Cloud Time positively fizzes and crackles with energy and ideas, drawing in a compelling archive of other thinkers, fellow travellers. It reads like a fiction and manifesto, but also as a kind of survey – of what lies at the outer rim...The book has a visceral quality – you can see, feel the tentacular novum. It’s this that I’m left with – a strong sense of the cloud as alive and reptilian...I was reminded of some of Nick Land and CCRU’s writings; certainly, at its best moments, the fictioning element of the book outruns the critique and we get something utterly compelling, an SF dystopia in which friends and enemies all exist in a grey zone. It’s a pessimistic thesis, but there is a kind of joy in the writing. ~ Simon O’Sullivan, Author of 'Art Encounters Deleuze and Guattari' (2005), 'On the Production of Subjectivity' (2012) and co-editor of 'Deleuze, Guattari and the Production of the New' (2008)

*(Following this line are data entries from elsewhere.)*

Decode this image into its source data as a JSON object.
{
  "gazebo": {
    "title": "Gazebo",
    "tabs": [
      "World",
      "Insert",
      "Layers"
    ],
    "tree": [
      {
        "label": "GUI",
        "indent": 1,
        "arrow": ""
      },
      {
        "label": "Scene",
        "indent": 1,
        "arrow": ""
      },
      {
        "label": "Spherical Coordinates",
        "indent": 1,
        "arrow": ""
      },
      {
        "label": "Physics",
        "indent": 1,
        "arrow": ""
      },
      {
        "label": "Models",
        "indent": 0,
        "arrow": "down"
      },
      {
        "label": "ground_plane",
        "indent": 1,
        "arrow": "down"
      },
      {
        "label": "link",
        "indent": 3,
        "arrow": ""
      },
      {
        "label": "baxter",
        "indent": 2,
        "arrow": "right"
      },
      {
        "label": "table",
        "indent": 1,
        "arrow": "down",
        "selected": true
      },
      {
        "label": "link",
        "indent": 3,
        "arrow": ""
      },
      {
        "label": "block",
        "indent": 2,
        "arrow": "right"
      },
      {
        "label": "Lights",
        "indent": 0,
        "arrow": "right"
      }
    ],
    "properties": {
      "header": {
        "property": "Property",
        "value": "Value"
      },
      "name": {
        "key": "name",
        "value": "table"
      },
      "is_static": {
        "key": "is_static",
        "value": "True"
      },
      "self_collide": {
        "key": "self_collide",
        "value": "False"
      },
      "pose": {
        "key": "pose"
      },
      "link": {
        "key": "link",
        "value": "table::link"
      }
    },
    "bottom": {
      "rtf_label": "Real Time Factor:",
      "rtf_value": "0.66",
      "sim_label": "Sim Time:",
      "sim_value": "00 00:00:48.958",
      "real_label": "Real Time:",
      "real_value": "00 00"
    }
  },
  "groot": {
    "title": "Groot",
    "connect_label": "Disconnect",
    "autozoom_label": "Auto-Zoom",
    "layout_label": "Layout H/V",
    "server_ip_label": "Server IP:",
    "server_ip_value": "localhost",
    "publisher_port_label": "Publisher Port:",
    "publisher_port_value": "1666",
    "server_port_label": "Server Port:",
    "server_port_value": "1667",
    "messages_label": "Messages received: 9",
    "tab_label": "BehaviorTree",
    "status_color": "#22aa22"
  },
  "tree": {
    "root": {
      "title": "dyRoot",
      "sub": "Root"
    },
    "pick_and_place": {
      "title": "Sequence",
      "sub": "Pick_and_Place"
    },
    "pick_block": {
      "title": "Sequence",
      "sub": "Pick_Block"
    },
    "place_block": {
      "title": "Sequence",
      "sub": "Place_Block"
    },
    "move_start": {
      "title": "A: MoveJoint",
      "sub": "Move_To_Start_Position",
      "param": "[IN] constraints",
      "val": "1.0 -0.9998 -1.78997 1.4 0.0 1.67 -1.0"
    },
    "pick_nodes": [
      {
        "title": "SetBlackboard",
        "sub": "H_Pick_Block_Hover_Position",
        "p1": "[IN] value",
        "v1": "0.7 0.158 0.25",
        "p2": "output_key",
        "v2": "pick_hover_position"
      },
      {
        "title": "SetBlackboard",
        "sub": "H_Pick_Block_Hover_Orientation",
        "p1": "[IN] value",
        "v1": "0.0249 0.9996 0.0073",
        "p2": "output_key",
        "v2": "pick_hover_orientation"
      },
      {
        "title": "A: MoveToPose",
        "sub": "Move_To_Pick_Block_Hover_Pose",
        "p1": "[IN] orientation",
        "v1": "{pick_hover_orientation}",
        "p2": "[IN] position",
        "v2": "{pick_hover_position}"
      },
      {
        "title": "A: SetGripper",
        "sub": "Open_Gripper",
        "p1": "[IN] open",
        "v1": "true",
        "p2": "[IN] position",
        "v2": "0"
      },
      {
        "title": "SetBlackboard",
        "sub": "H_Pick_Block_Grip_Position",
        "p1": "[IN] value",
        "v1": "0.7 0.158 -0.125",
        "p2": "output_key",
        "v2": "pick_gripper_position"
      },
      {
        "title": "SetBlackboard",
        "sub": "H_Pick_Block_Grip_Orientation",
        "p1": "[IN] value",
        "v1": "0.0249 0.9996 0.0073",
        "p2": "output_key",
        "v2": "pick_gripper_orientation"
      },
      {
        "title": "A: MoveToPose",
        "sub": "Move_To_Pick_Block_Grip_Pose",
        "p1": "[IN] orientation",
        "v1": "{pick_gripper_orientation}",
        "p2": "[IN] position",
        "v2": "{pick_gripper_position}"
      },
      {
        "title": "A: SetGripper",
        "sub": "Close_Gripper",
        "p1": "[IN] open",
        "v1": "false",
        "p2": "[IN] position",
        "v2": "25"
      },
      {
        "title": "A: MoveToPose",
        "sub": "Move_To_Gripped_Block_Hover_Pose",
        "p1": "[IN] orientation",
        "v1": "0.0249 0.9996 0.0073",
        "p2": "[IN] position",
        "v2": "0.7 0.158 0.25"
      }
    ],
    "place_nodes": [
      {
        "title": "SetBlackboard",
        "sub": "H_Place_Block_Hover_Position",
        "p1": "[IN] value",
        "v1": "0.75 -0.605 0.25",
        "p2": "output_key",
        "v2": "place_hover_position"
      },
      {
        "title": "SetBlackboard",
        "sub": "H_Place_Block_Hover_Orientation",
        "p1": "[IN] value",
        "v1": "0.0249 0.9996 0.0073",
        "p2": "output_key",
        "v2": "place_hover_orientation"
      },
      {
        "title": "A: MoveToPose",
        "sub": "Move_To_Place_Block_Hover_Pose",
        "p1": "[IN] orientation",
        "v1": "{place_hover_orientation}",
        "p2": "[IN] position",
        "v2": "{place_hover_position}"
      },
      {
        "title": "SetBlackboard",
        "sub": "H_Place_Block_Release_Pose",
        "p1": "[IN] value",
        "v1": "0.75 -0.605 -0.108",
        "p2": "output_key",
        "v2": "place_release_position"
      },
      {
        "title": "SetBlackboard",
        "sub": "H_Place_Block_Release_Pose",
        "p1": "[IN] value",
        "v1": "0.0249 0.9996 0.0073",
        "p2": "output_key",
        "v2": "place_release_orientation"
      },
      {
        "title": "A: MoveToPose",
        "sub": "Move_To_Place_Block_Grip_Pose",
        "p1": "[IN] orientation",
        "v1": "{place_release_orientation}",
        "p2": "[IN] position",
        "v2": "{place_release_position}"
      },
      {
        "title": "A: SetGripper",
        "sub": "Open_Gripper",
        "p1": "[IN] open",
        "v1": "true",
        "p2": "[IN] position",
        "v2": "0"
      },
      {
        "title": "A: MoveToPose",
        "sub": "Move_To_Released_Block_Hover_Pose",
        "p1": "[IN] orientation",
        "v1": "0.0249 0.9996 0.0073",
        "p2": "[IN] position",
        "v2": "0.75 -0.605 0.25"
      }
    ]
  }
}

It’s not only your head that is in the Cloud, but your whole body in its desires, actions, reactions, hiccups and errors too. Coley and Lockwood show in their strong theoretical take on cloudy media cultures that the more invisible control becomes, the more we need to develop fresh theoretical tools to open it up. Cloud Time offers a much-needed analysis of contemporary capitalism as a perverse form of informationalization and quantification of life to which we happily, voluntarily contribute. Even Microsofts Steve Ballmer has admitted to the difficulty involved in clearly defining the Cloud – and yet, Coley and Lockwood give us excellent clues.~ Jussi Parikka, Author of 'Insect Media' and 'Digital Contagions'